Supplied data
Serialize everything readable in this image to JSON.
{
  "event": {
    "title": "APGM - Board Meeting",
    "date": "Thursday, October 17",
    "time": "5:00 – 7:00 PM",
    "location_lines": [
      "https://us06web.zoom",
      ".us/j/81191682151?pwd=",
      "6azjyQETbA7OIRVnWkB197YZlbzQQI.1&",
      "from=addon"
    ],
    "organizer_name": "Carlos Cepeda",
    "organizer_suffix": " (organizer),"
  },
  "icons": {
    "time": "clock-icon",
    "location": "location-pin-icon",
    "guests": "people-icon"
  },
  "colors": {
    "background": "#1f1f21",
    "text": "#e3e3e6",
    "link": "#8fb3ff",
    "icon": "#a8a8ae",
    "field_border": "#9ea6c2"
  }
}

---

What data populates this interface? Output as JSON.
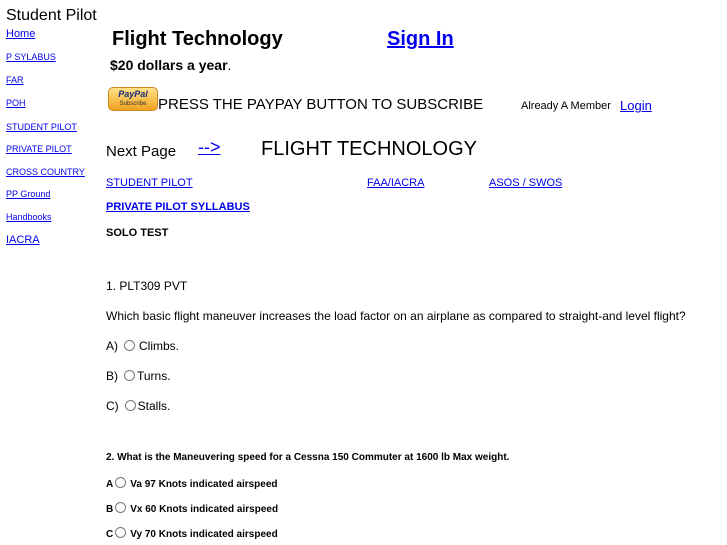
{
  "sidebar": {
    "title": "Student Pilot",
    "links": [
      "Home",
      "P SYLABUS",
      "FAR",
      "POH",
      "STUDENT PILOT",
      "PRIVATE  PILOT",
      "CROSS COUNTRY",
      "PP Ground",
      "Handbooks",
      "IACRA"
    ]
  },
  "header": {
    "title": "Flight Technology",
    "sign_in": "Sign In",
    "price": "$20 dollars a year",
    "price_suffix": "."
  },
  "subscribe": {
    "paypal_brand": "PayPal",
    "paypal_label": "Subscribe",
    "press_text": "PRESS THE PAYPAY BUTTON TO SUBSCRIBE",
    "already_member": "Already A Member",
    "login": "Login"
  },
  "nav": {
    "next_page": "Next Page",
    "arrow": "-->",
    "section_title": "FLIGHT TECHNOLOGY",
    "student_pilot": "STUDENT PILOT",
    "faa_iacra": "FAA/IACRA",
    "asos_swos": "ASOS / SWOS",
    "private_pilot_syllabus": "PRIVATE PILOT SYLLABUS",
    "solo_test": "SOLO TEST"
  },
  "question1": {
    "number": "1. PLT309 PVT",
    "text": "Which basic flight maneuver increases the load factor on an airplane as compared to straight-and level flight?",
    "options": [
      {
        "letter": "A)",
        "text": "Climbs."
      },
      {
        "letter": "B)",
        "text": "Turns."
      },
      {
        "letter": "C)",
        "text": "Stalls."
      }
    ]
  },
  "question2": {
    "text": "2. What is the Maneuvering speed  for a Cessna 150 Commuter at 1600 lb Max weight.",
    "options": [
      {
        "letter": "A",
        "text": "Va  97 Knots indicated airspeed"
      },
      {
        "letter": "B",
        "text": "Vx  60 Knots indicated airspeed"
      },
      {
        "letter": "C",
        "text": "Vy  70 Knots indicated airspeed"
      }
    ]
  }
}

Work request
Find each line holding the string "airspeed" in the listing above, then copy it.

Exercise output
        "text": "Va  97 Knots indicated airspeed"
        "text": "Vx  60 Knots indicated airspeed"
        "text": "Vy  70 Knots indicated airspeed"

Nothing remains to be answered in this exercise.